Behavioral: Cognitive behavioral therapy (CBT)
CBT will include 16 one-hour sessions provided over 12 weeks.
Major depressive disorder (MDD) is a serious illness that affects a person's body, mood, and thoughts. The symptoms of MDD can interfere with a person's ability to work, study, sleep, eat, and enjoy activities that were once pleasurable. Antidepressant medications and psychotherapy are among the effective treatments for MDD. Individuals often respond to one type of treatment, but not another. Currently, however, doctors have no way of pre-determining which individuals will most benefit from which treatments. In the absence of practical predictors of MDD treatment response, the potential efficacy of existing MDD treatments is limited. This study will identify factors that may predict MDD treatment response by comparing the effectiveness of a selective serotonin reuptake inhibitor (SSRI), a serotonin norepinephrine reuptake inhibitor (SNRI), and cognitive behavioral therapy in people with MDD.
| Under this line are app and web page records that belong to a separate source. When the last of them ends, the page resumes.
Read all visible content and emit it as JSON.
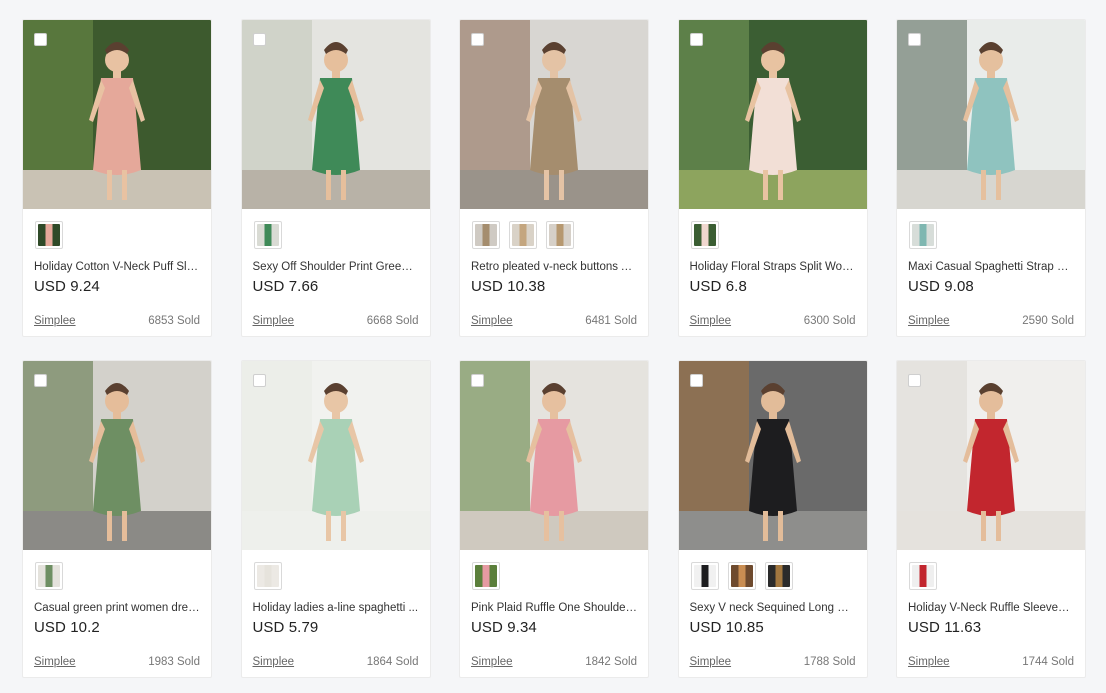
{
  "products": [
    {
      "title": "Holiday Cotton V-Neck Puff Sle...",
      "price": "USD 9.24",
      "store": "Simplee",
      "sold": "6853 Sold",
      "colors": {
        "bg": "#3d5a2e",
        "bg2": "#6f8f4a",
        "ground": "#c9c2b4",
        "dress": "#e5a89a",
        "skin": "#e8c2a2"
      },
      "swatches": [
        {
          "a": "#2f4a28",
          "b": "#e5a89a"
        }
      ]
    },
    {
      "title": "Sexy Off Shoulder Print Green ...",
      "price": "USD 7.66",
      "store": "Simplee",
      "sold": "6668 Sold",
      "colors": {
        "bg": "#e4e4e0",
        "bg2": "#bfc4b6",
        "ground": "#b8b2a7",
        "dress": "#3f8a58",
        "skin": "#e6bf9c"
      },
      "swatches": [
        {
          "a": "#d9dbd4",
          "b": "#3f8a58"
        }
      ]
    },
    {
      "title": "Retro pleated v-neck buttons A...",
      "price": "USD 10.38",
      "store": "Simplee",
      "sold": "6481 Sold",
      "colors": {
        "bg": "#d8d6d2",
        "bg2": "#8c6a52",
        "ground": "#9a938a",
        "dress": "#a58d6e",
        "skin": "#e4c3a5"
      },
      "swatches": [
        {
          "a": "#cfcac3",
          "b": "#a58d6e"
        },
        {
          "a": "#d9d2c7",
          "b": "#c4a67f"
        },
        {
          "a": "#d6d0c8",
          "b": "#b69870"
        }
      ]
    },
    {
      "title": "Holiday Floral Straps Split Wom...",
      "price": "USD 6.8",
      "store": "Simplee",
      "sold": "6300 Sold",
      "colors": {
        "bg": "#3b5e33",
        "bg2": "#7a9c5b",
        "ground": "#8da45e",
        "dress": "#f2dfd6",
        "skin": "#e8c3a1"
      },
      "swatches": [
        {
          "a": "#3b5e33",
          "b": "#f0d7cf"
        }
      ]
    },
    {
      "title": "Maxi Casual Spaghetti Strap Cr...",
      "price": "USD 9.08",
      "store": "Simplee",
      "sold": "2590 Sold",
      "colors": {
        "bg": "#e9ecea",
        "bg2": "#4f6150",
        "ground": "#d7d6d0",
        "dress": "#8fc3bf",
        "skin": "#e5c09e"
      },
      "swatches": [
        {
          "a": "#d7ddd9",
          "b": "#7fb7b1"
        }
      ]
    },
    {
      "title": "Casual green print women dres...",
      "price": "USD 10.2",
      "store": "Simplee",
      "sold": "1983 Sold",
      "colors": {
        "bg": "#d3d1cb",
        "bg2": "#55703f",
        "ground": "#8b8a86",
        "dress": "#6e8f63",
        "skin": "#e5bd9a"
      },
      "swatches": [
        {
          "a": "#e4e2dc",
          "b": "#6e8f63"
        }
      ]
    },
    {
      "title": "Holiday ladies a-line spaghetti ...",
      "price": "USD 5.79",
      "store": "Simplee",
      "sold": "1864 Sold",
      "colors": {
        "bg": "#f1f2ef",
        "bg2": "#e7ebe4",
        "ground": "#eef0ec",
        "dress": "#a9d1b6",
        "skin": "#e8c6a6"
      },
      "swatches": [
        {
          "a": "#ece9e4",
          "b": "#e6e3dc"
        }
      ]
    },
    {
      "title": "Pink Plaid Ruffle One Shoulder ...",
      "price": "USD 9.34",
      "store": "Simplee",
      "sold": "1842 Sold",
      "colors": {
        "bg": "#e5e3de",
        "bg2": "#5b7f3b",
        "ground": "#cfc9bf",
        "dress": "#e69aa2",
        "skin": "#e6c09f"
      },
      "swatches": [
        {
          "a": "#5b7f3b",
          "b": "#e69aa2"
        }
      ]
    },
    {
      "title": "Sexy V neck Sequined Long Dre...",
      "price": "USD 10.85",
      "store": "Simplee",
      "sold": "1788 Sold",
      "colors": {
        "bg": "#6a6a6a",
        "bg2": "#a8743f",
        "ground": "#8e8e8c",
        "dress": "#1d1d1f",
        "skin": "#e2bc99"
      },
      "swatches": [
        {
          "a": "#f1f1f1",
          "b": "#1d1d1f"
        },
        {
          "a": "#6e4a2e",
          "b": "#c98d52"
        },
        {
          "a": "#2b2b2b",
          "b": "#a2773f"
        }
      ]
    },
    {
      "title": "Holiday V-Neck Ruffle Sleeves L...",
      "price": "USD 11.63",
      "store": "Simplee",
      "sold": "1744 Sold",
      "colors": {
        "bg": "#f0efed",
        "bg2": "#dcd9d4",
        "ground": "#e5e2dd",
        "dress": "#c2262e",
        "skin": "#e4bd9b"
      },
      "swatches": [
        {
          "a": "#efefef",
          "b": "#c2262e"
        }
      ]
    }
  ]
}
Participants in this 14-week, double-blind study will be randomly assigned to receive duloxetine (SNRI), escitalopram (SSRI), or cognitive behavioral therapy. During the first 2 weeks of screening, participants will complete questionnaires, clinician evaluations, an electrocardiogram, a personality assessment, a dexamethasone-corticotropin releasing factor test, a functional magnetic resonance imaging scan and provide blood samples. Upon completion of screening, patients will start the treatment to which they were randomized. Duloxetine and escitalopram are two medications that are approved by the Food and Drug Administration for the treatment of depression. Cognitive behavioral therapy is a talking therapy that is also used to treat depression. All participants assigned to take duloxetine or escitalopram will be seen by a study physician weekly for 6 weeks, and then every other week for the remainder of the study. Participants assigned to cognitive behavioral therapy will attend therapy sessions twice a week for the first 4 weeks, and then once a week for the remainder of the study. The following assessments will be performed for all participants at each visit: vital sign and weight measurements; clinician assessments; and self-report questionnaires. Additionally, blood samples will be taken at three visits through the trial and functional magnetic resonance imaging (fMRI) scans will be performed at selected times.
A companion study to the main CIDAR study offers participants further treatment. Participants who achieve remission after the initial 12 weeks of treatment will have the option to enroll in a 21-month follow-up study of maintenance treatment, with visits every three months to monitor for sustained response and relapse. Participants who do not remit will have the option to enroll in another 12-week treatment course, receiving a combination of CBT and medication. Participants who achieve response after this combination treatment will be eligible to receive maintenance combination treatment for up to an additional 18 months, monitored for sustained response and relapse. Participants who do not wish to enroll or continue in the companion study will be provided with a referral for treatment with another mental health provider.
|United States, Georgia|
|Emory University School of Medicine|
|Atlanta, Georgia, United States, 30322|
|Emory University Mood and Anxiety Disorders Program|
|Atlanta, Georgia, United States, 30306|
|Principal Investigator:||Helen S. Mayberg, MD||Emory University|
|Principal Investigator:||W. Edward Craighead, PhD||Emory University|